(Component data from apps and pages)

# # #

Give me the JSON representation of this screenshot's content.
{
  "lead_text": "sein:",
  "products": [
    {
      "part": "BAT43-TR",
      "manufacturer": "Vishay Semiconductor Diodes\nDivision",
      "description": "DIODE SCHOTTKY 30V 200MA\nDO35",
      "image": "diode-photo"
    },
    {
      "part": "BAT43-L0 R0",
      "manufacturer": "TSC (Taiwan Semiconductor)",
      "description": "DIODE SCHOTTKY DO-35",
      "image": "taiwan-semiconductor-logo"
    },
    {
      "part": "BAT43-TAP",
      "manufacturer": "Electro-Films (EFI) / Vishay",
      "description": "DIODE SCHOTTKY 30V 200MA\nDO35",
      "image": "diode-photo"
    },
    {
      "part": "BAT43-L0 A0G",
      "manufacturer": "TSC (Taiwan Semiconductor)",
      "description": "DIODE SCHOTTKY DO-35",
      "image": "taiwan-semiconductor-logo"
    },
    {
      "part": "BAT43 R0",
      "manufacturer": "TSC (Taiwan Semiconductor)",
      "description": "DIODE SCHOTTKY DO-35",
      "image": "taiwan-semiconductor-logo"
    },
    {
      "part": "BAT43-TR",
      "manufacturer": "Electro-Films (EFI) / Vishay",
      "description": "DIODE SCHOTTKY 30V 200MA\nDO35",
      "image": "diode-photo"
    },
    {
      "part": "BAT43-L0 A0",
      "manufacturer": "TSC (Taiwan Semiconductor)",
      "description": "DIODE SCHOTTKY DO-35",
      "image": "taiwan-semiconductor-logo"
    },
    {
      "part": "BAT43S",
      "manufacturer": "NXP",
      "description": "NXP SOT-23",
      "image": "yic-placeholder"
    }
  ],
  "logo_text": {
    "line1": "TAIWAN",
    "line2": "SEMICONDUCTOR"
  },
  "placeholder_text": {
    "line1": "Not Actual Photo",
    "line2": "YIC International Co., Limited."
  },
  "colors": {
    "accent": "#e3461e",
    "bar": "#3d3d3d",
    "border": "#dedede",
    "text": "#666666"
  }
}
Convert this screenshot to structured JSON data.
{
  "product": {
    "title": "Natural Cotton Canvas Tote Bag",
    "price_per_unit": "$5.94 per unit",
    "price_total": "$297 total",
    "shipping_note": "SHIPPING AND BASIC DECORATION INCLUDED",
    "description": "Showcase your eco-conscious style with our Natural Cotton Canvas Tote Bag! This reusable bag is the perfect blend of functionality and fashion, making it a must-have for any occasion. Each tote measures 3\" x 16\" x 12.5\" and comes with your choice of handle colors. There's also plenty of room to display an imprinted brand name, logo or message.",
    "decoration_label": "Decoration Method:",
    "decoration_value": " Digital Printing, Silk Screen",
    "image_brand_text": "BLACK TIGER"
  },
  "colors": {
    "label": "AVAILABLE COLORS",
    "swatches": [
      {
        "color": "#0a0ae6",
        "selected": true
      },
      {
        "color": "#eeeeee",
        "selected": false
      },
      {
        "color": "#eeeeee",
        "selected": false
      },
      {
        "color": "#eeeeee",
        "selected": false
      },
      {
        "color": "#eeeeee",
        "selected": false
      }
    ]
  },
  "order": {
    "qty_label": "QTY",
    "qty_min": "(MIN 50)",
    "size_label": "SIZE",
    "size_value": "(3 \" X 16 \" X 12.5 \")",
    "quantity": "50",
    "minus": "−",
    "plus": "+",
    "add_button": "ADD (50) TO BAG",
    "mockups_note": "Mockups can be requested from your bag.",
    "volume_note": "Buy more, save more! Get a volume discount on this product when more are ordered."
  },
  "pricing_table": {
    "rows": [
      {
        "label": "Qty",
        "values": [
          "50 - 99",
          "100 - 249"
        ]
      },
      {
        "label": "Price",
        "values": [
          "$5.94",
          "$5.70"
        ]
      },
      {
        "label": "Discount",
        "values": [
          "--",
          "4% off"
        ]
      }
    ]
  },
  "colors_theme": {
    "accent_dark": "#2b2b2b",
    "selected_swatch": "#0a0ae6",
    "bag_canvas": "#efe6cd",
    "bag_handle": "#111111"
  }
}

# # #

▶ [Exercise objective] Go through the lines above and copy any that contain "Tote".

▶ [Response to the task]
    "title": "Natural Cotton Canvas Tote Bag",
    "description": "Showcase your eco-conscious style with our Natural Cotton Canvas Tote Bag! This reusable bag is the perfect blend of functionality and fashion, making it a must-have for any occasion. Each tote measures 3\" x 16\" x 12.5\" and comes with your choice of handle colors. There's also plenty of room to display an imprinted brand name, logo or message.",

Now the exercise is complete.